  1.    1  A game that requires you to put on a pullover / sweater to keep yourself warm while playing scarcely qualifies for a game.

Oct 9, 2008


Something for the reading Buffs. I found these readers recommendations of the best books on India. I would not particularly fancy all of the recommendations but nevertheless reproduce the same below:

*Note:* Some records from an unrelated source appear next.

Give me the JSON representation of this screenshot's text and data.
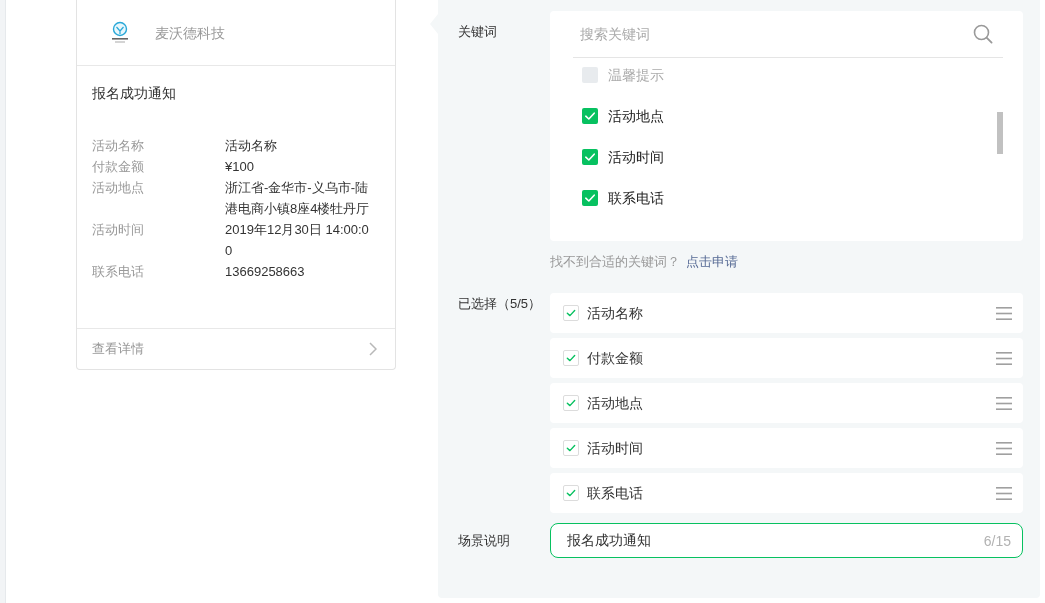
{
  "preview_card": {
    "company": "麦沃德科技",
    "title": "报名成功通知",
    "fields": [
      {
        "label": "活动名称",
        "value": "活动名称"
      },
      {
        "label": "付款金额",
        "value": "¥100"
      },
      {
        "label": "活动地点",
        "value": "浙江省-金华市-义乌市-陆港电商小镇8座4楼牡丹厅"
      },
      {
        "label": "活动时间",
        "value": "2019年12月30日 14:00:00"
      },
      {
        "label": "联系电话",
        "value": "13669258663"
      }
    ],
    "footer_link": "查看详情"
  },
  "settings_panel": {
    "keywords": {
      "label": "关键词",
      "search": {
        "placeholder": "搜索关键词"
      },
      "options": [
        {
          "label": "温馨提示",
          "checked": false,
          "disabled": true
        },
        {
          "label": "活动地点",
          "checked": true,
          "disabled": false
        },
        {
          "label": "活动时间",
          "checked": true,
          "disabled": false
        },
        {
          "label": "联系电话",
          "checked": true,
          "disabled": false
        }
      ]
    },
    "hint": {
      "text": "找不到合适的关键词？",
      "link": "点击申请"
    },
    "selected": {
      "label": "已选择（5/5）",
      "items": [
        {
          "label": "活动名称",
          "checked": true
        },
        {
          "label": "付款金额",
          "checked": true
        },
        {
          "label": "活动地点",
          "checked": true
        },
        {
          "label": "活动时间",
          "checked": true
        },
        {
          "label": "联系电话",
          "checked": true
        }
      ]
    },
    "scene": {
      "label": "场景说明",
      "value": "报名成功通知",
      "counter": "6/15"
    }
  }
}
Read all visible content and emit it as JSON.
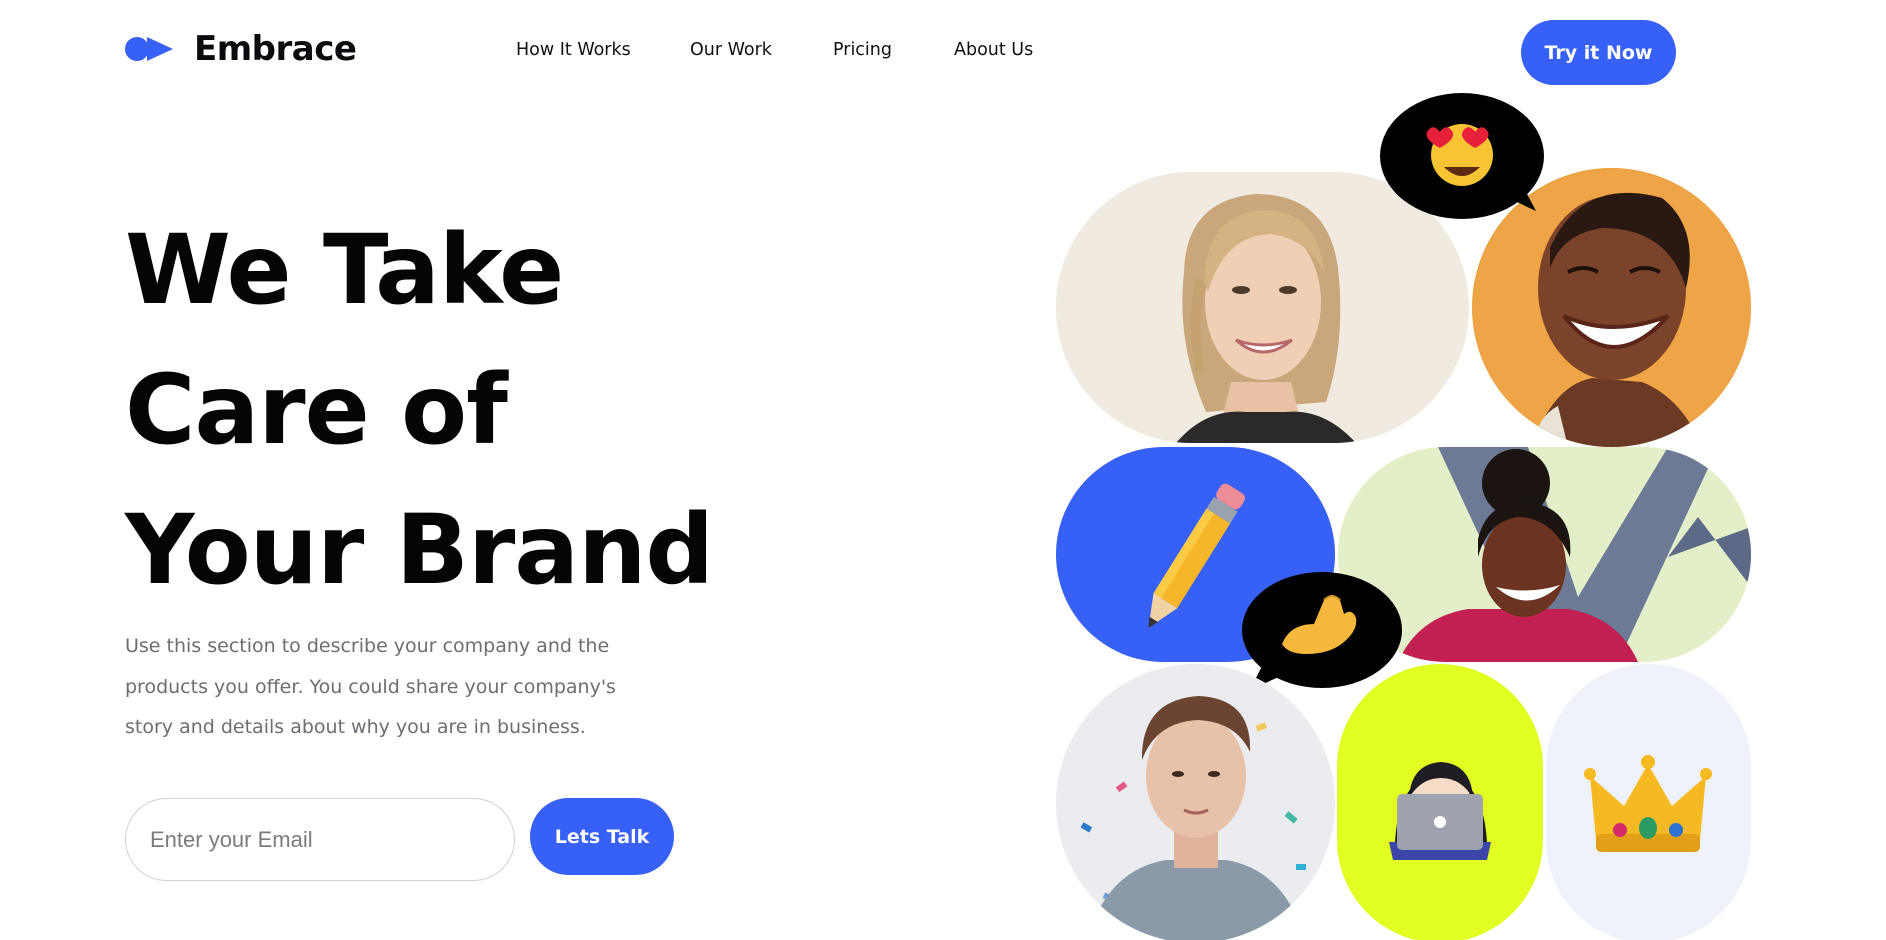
{
  "header": {
    "logo_text": "Embrace",
    "nav": [
      "How It Works",
      "Our Work",
      "Pricing",
      "About Us"
    ],
    "cta_label": "Try it Now"
  },
  "hero": {
    "headline_lines": [
      "We Take",
      "Care of",
      "Your Brand"
    ],
    "description": "Use this section to describe your company and the products you offer. You could share your company's story and details about why you are in business.",
    "email_placeholder": "Enter your Email",
    "cta_label": "Lets Talk"
  },
  "colors": {
    "accent": "#3760f6",
    "lime": "#e2ff22",
    "pale": "#f0f2fb",
    "bubble": "#000000"
  },
  "collage": {
    "images": [
      "smiling-blonde-woman-photo",
      "laughing-woman-orange-background-photo",
      "pencil-emoji",
      "laughing-girl-graffiti-wall-photo",
      "young-man-confetti-photo",
      "woman-technologist-emoji",
      "crown-emoji"
    ],
    "bubble_icons": [
      "heart-eyes-emoji",
      "pinched-fingers-emoji"
    ]
  }
}
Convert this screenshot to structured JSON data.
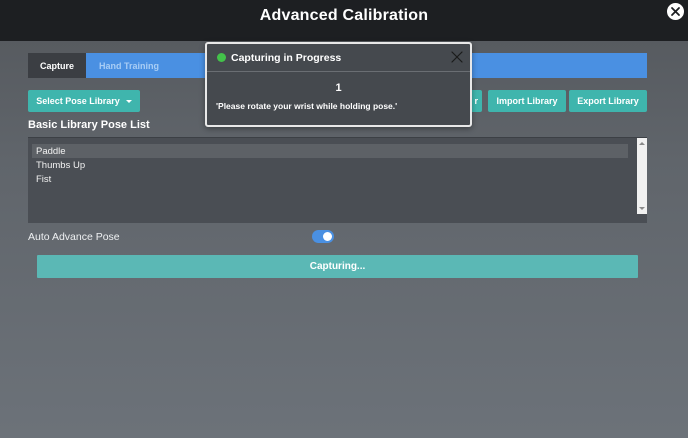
{
  "window": {
    "title": "Advanced Calibration",
    "close_icon": "close-circle-icon"
  },
  "tabs": [
    {
      "label": "Capture",
      "active": true
    },
    {
      "label": "Hand Training",
      "active": false
    }
  ],
  "toolbar": {
    "select_library_label": "Select Pose Library",
    "partial_hidden_label": "r",
    "import_label": "Import Library",
    "export_label": "Export Library"
  },
  "library": {
    "title": "Basic Library Pose List",
    "items": [
      "Paddle",
      "Thumbs Up",
      "Fist"
    ],
    "selected_index": 0
  },
  "auto_advance": {
    "label": "Auto Advance Pose",
    "enabled": true
  },
  "capture_button": {
    "label": "Capturing..."
  },
  "dialog": {
    "title": "Capturing in Progress",
    "status_color": "#43c24a",
    "count": "1",
    "message": "'Please rotate your wrist while holding pose.'"
  },
  "colors": {
    "accent_blue": "#4a90e2",
    "teal_button": "#3fb5ad",
    "capture_bar": "#5bb8b5",
    "titlebar": "#1d1f22"
  }
}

In spite of the Gods - Ed Luce
India - What can it teach us? - Max Mueller
In light of India - Octavio Paz
India: a million mutinies now - VS Naipaul
India: A history - John Keay
A two volume history of India - Romila Thapar and Percival Spear
The Idea of India - Sunil Khilnani
The Argumentative Indian - Amartya Sen
Wings of Fire - APJ Abdul Kalam
Ignited Minds
Being Indian
A search in Secret India - Paul Brunton
A source book of Indian philosophy - S Radhakrishnan
India My Love - Osho
India - from Midnight to Millennium - Sashi Tharoor
India Unbound - Gurucharan Das
The Algebra of Infinite Justice - Arundhati Roy -
Five Point Someone - Chetan Bhagat
One Night at Call Centre - Chetan Bhagat
The Discovery of India - by Jawaharlal Nehru
The British Rule in India - by Karl Marx
The Wonder that was India - A L Basham
Imagining India - Ronald Inden
The Vedas, Bhagavad Gita,
Engaging India - Strobe Talbott
The Polyester Prince - Hamish McDonald
Yuganta - Irawati Karve
Swami and Friends - RK Narayan
The Vendor of Sweets - RK Narayan
The Great Indian Novel - Shashi Tharoor
Sardar Sarovar: The Independent Review - Bradford Morse
Power Play - Abhay Mehta
City of Gold - Gillian Tindall
City of Djinn’s - William Dalrymple
The Hills of Angheri - Kavery Nambisan
Words Like Freedom - Siddharth Dube
Savaging the Civilized - Ramachandra Guha
Sourcebook of Indian Tradition - Ainslee Embree
Early history of India (and other volumes) by Romila Thapar
The world is flat - Thomas L. Friedman
Social Background Of Indian Nationalism - by A R Desai
The Age of Kali - William Dalrymple
The Burdens of Democracy - Pratap Bhanu Mehta
Why Ethnic Parties Succeed in India - Kanchan Chandra
India’s Economic Reforms - Jagdish Bhagwati
Raag Darbari
The Best of R K Laxman
Midnight’s Children - Salman Rushdie
In Light Of India - Octavio Paz
Tamas - Bhisham Sahni
The Elephant Paradigm - Gurcharan Das
Culture Shock! India - Gitanjal Kolanad
Everybody loves a good draught - by P. Sainath
Freedom at Midnight - Dominique Lapierre and Larry Collins

Go through the complete post here.